▸ ASSIGNED TASK: How many separate lines of the data contain "index"? Give the count and nothing else.

▸ Interface dataset entries:
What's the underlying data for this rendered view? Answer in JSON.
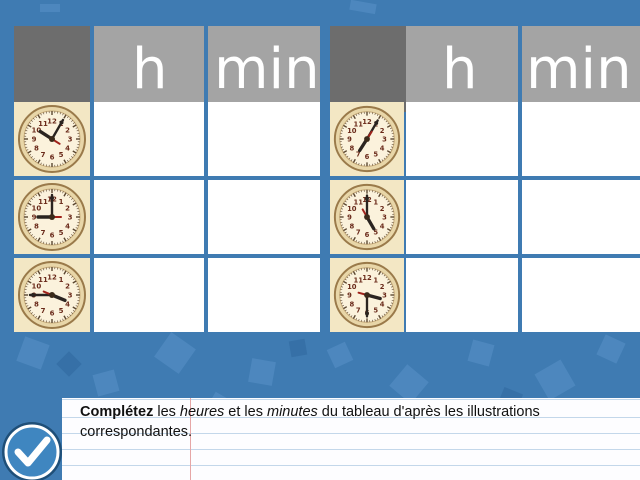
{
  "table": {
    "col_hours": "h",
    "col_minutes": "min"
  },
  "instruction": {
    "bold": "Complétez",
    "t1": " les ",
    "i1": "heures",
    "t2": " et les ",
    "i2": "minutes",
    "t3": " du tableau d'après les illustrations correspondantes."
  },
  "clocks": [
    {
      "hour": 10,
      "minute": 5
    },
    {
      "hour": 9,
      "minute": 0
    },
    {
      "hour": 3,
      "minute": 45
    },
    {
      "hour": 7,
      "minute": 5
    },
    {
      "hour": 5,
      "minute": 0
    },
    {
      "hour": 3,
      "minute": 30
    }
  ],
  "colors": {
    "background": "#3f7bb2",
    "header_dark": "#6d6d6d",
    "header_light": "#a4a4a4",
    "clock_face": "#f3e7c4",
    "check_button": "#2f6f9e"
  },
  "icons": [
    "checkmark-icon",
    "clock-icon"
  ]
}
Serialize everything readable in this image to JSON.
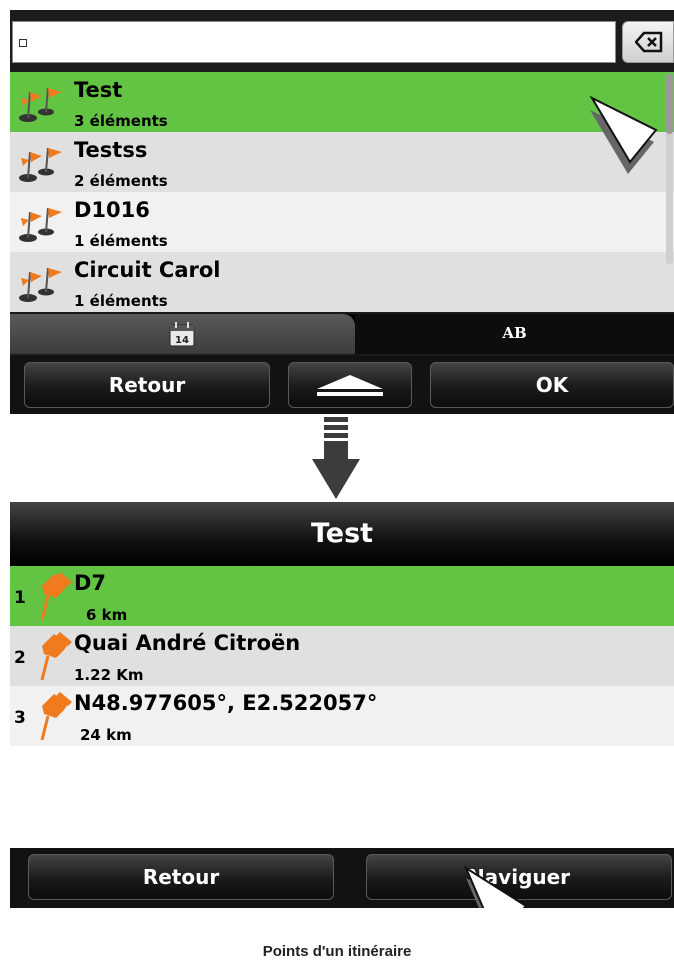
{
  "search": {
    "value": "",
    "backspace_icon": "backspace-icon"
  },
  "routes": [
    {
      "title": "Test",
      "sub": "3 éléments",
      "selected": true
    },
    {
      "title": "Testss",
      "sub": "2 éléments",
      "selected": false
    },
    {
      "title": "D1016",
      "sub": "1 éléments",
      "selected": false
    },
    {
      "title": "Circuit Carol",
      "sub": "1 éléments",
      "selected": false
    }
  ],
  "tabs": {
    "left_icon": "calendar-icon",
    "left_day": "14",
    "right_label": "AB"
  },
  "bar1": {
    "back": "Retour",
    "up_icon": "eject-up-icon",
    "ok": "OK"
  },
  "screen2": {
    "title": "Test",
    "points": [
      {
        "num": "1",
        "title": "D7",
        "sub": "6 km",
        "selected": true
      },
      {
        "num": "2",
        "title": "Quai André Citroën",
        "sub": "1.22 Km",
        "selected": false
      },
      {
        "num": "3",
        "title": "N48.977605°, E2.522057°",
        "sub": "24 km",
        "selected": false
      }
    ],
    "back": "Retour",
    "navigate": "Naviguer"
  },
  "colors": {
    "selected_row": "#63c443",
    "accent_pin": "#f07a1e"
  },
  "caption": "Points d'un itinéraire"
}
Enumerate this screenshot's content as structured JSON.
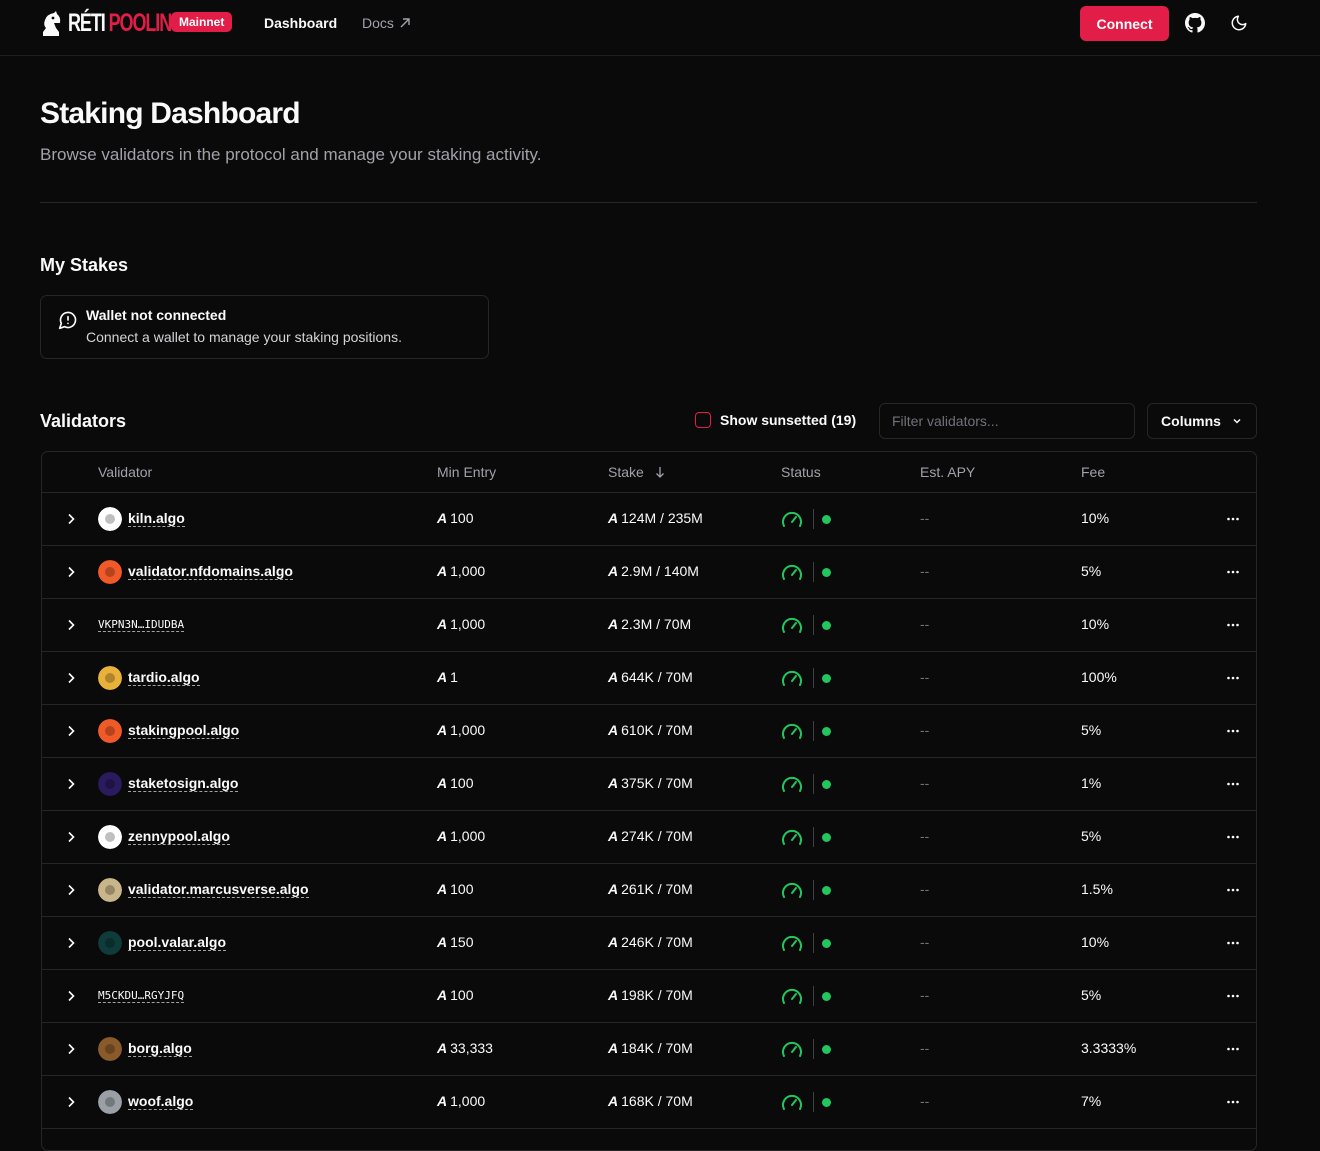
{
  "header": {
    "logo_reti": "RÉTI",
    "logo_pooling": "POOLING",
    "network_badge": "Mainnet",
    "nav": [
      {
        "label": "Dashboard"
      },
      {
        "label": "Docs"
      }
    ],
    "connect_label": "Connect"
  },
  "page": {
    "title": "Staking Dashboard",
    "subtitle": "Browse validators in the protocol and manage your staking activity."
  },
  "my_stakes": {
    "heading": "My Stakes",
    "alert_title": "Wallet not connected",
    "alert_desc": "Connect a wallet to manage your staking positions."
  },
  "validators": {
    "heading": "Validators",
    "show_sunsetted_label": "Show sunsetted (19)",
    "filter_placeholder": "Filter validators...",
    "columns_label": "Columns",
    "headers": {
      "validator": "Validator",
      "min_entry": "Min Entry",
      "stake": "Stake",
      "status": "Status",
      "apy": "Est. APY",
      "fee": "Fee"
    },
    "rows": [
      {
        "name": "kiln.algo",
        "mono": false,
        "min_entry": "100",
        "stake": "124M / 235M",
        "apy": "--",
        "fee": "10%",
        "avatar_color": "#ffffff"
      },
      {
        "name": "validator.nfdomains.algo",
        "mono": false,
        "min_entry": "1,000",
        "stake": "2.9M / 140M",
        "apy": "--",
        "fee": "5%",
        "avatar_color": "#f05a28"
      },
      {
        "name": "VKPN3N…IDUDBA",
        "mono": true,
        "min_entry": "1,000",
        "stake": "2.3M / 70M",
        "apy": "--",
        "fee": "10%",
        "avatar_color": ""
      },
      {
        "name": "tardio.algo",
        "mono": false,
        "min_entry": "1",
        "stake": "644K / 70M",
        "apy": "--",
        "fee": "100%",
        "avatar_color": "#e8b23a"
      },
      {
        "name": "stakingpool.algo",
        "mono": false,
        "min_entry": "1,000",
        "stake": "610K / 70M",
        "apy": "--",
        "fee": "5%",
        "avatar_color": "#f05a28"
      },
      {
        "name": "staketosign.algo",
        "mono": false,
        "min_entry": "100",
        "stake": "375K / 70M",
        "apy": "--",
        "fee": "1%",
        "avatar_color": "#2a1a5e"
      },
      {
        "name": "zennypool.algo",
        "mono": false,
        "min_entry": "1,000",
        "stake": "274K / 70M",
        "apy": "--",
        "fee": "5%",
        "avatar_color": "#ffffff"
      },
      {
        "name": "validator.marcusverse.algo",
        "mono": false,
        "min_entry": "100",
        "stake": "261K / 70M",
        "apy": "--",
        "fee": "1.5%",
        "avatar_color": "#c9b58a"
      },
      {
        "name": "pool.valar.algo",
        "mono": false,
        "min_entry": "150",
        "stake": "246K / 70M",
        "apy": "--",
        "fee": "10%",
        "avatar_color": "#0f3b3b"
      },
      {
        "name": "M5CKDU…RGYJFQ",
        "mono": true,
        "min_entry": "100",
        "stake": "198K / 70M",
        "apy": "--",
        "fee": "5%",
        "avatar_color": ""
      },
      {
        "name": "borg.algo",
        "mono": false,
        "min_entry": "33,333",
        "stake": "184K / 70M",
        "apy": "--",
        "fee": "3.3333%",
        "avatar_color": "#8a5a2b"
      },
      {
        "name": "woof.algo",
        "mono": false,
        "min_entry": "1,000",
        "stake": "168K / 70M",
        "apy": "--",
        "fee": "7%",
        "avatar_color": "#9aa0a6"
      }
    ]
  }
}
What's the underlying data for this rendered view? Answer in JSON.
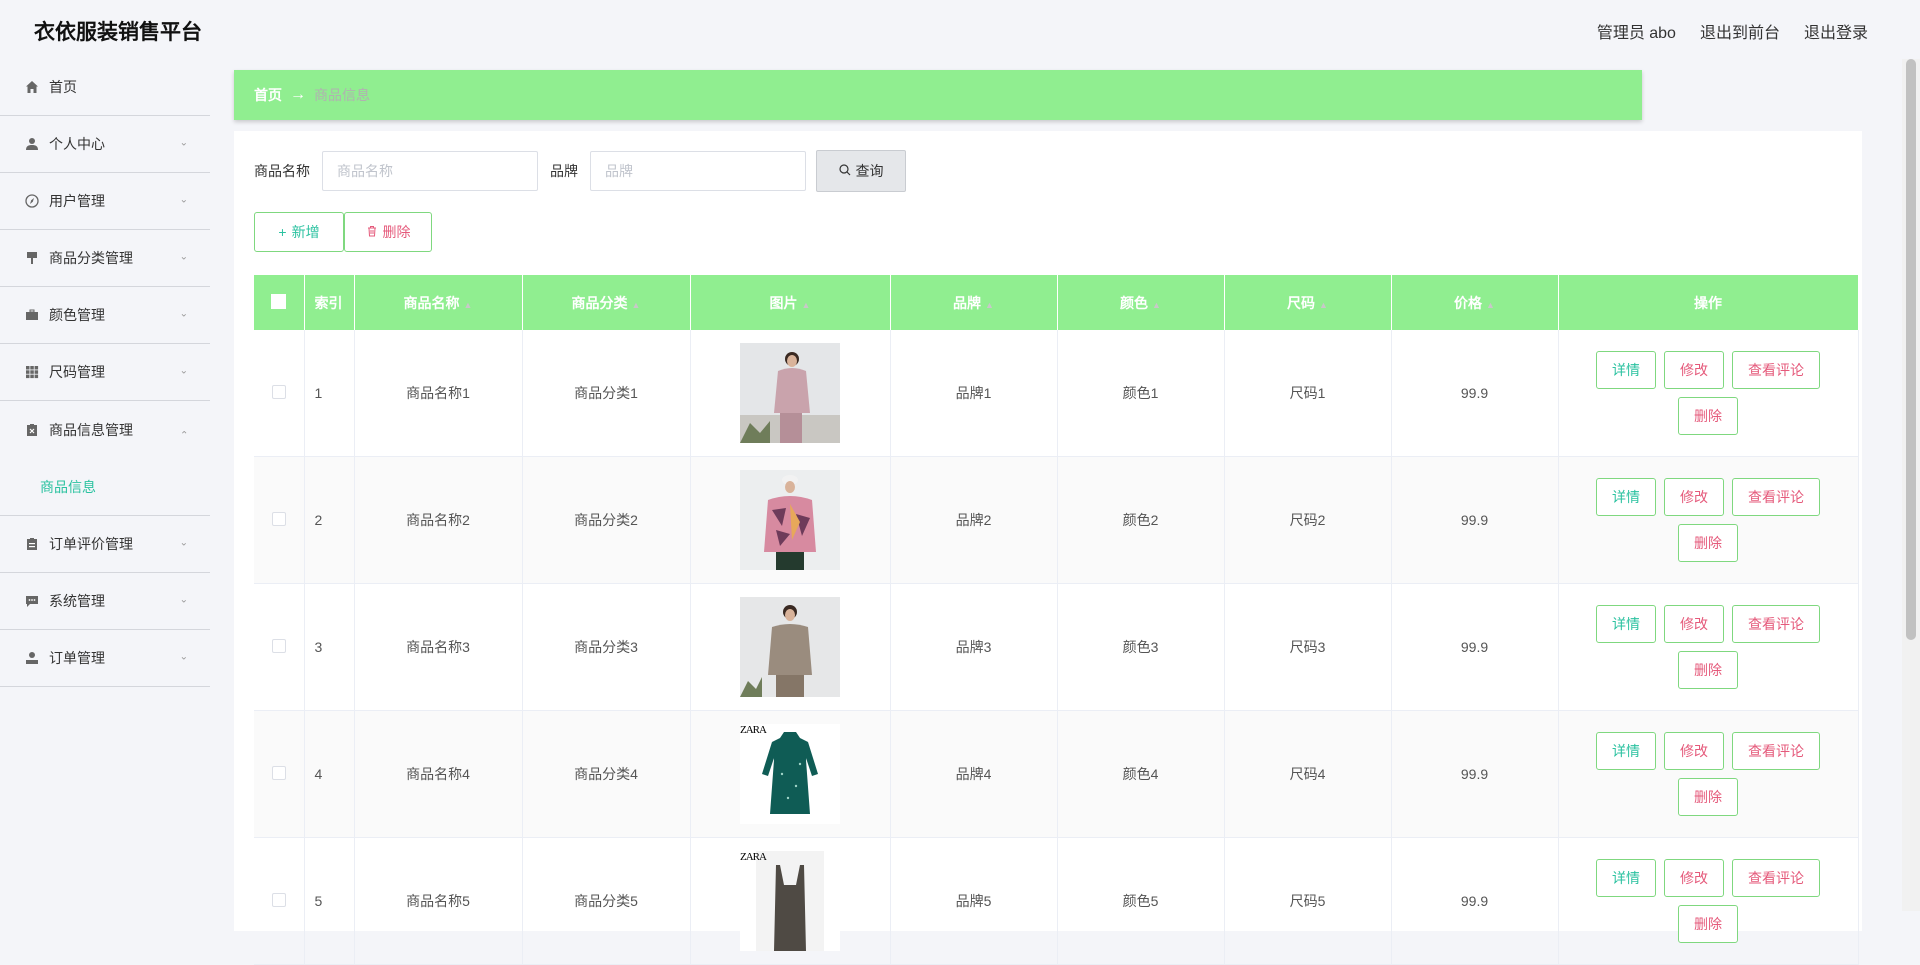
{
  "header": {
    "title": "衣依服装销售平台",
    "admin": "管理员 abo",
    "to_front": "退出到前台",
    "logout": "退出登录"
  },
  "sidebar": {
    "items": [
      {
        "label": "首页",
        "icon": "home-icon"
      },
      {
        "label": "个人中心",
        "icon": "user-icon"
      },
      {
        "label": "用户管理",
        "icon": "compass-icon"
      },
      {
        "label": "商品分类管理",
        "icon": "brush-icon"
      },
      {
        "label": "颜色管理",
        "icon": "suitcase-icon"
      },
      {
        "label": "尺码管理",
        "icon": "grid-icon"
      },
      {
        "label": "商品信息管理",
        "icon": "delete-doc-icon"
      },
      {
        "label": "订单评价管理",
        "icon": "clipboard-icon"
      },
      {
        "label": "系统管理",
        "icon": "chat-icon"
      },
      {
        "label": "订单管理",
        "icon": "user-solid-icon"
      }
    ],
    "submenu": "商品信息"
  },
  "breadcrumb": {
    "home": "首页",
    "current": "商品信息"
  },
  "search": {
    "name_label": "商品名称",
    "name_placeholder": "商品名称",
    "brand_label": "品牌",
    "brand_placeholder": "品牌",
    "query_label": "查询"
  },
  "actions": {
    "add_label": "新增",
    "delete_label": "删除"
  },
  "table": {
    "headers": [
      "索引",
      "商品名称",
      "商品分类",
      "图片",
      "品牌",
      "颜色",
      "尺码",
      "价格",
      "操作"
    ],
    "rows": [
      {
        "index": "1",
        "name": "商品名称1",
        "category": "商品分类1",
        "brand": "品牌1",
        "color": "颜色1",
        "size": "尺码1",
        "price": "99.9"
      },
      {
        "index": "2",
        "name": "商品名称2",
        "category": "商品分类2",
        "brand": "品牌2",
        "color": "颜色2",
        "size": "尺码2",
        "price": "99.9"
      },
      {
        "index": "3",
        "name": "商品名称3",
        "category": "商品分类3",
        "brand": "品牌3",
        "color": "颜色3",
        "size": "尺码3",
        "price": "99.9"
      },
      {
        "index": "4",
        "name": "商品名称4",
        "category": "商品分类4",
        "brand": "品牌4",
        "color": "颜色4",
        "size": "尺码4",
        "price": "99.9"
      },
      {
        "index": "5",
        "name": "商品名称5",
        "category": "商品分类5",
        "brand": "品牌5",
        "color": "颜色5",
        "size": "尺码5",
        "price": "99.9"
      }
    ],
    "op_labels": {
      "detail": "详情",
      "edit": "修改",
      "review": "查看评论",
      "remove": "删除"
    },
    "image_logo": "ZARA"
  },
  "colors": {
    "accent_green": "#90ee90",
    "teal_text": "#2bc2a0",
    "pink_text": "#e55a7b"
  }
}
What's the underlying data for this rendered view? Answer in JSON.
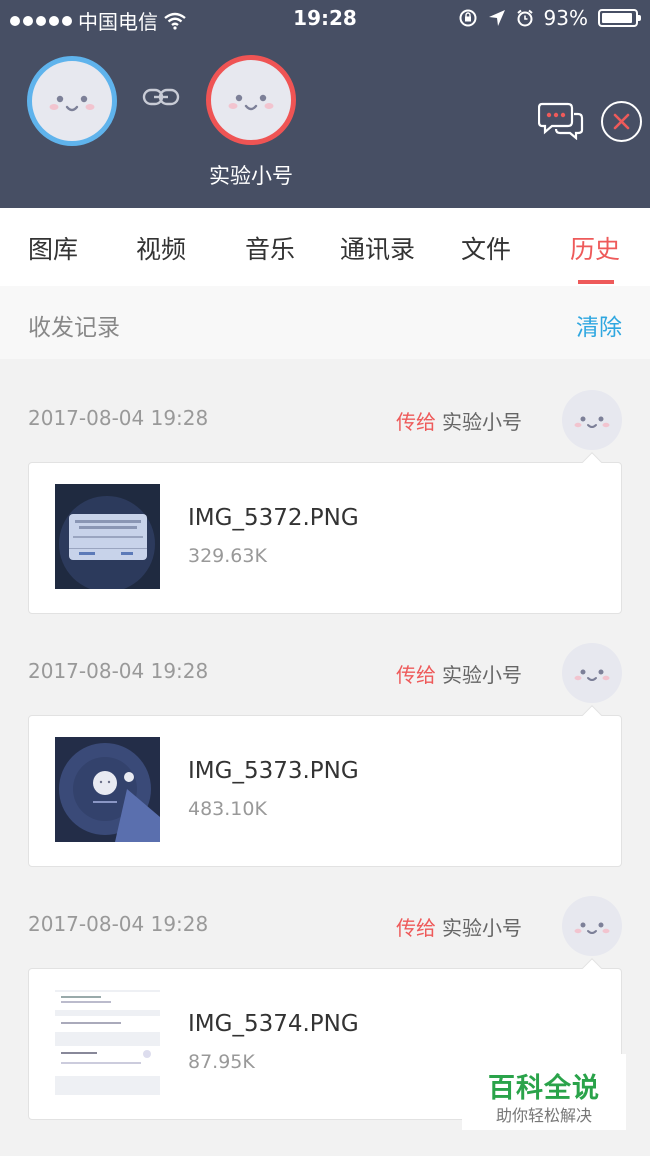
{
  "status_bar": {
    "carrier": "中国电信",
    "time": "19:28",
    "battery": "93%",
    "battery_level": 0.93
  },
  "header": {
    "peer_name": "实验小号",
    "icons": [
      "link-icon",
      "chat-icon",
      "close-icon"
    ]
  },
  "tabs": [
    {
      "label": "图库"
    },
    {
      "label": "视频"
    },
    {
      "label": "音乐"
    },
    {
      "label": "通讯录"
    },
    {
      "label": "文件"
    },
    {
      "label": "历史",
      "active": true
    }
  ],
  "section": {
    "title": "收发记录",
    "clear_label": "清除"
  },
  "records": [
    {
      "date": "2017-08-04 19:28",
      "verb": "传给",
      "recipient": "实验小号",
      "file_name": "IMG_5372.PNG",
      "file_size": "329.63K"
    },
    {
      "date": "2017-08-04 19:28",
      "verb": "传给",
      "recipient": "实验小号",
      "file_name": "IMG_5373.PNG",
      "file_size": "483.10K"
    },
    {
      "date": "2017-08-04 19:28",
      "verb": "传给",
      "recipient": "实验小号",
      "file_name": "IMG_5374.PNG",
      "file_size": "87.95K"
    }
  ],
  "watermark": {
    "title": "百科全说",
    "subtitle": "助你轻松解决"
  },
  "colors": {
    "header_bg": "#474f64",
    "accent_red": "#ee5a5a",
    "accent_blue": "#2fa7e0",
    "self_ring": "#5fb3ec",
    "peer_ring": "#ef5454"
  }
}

▸ RESULT: 5